‘monk with a camera’ to open at lincoln center

The film chronicles Diana Vreeland's grandson Nicholas’s journey from party boy to Buddhist monk.

by Clarke Rudick
21 November 2014, 5:30pm

Image courtesy Kino Lorber, Inc

Opening tonight at Lincoln Center, Monk with a Camera documents the remarkable story of Nicholas Vreeland: grandson of iconic editor Diana Vreeland, lauded photographer, and (for almost 30 years) a monk studying Buddhist teachings at a Tibetan monastery.

Vreeland grew up jet-setting between Germany, Paris, and New York, attending Rolling Stones concerts with his grandmother, and studying photography under legendary lensmen Irving Penn and Richard Avedon. Although Nicholas can speak at length about the finer points of portraiture, when it comes to his transition from blue-blooded party boy to devout monk and close friend of the Dalai Lama, his observations are much more spiritual: "I don't think you really make any radical shifts in your life if you don't have the predisposition to do so, which must come from past life training."

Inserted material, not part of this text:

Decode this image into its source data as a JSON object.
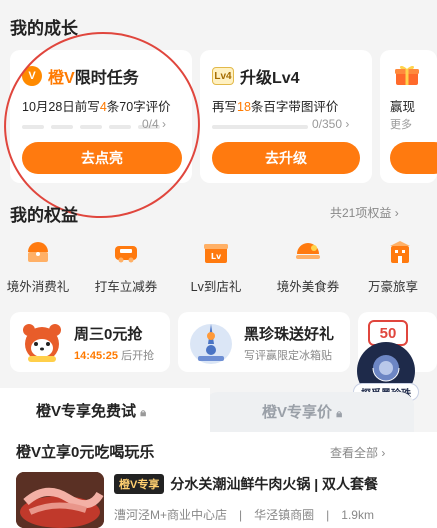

Although Vreeland initially saw the idea of a documentary as conflicting with his practice as a monk, his Buddhist teacher convinced him otherwise. "When I told my teacher…he said, 'You should do it, it would be good for the introduction of Buddhism into culture.'"

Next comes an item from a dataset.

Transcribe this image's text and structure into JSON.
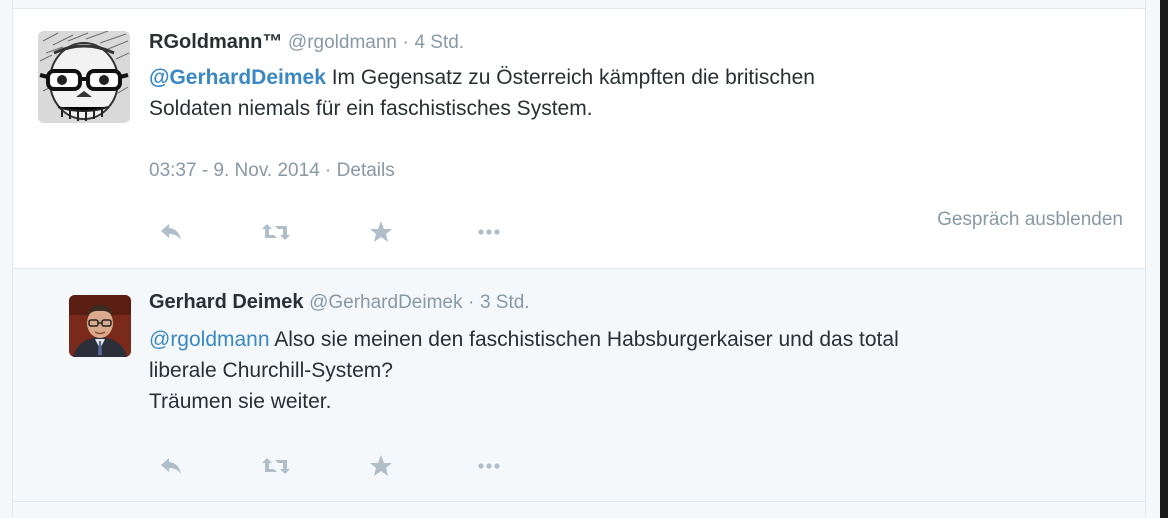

That said, Vreeland resists the notion that he's trying to impart wisdom or directly communicate Buddhist teachings to the movie's audience: "There's a Muslim saying: 'The unwise man tries to change others, the medium-wise man tries to change his environment, the wise man tries to change himself.' I think that is very true."

Monk With a Camera is directed and produced by filmmakers Guido Santi and Tina Mascara. The film will be screening at the Elinor Bunin Theater in New York City November 21-27 and the Laemmle's Royal Theater in Los Angeles December 12-18


Text Clarke Rudick
Image courtesy Kino Lorber, Inc

Diana Vreeland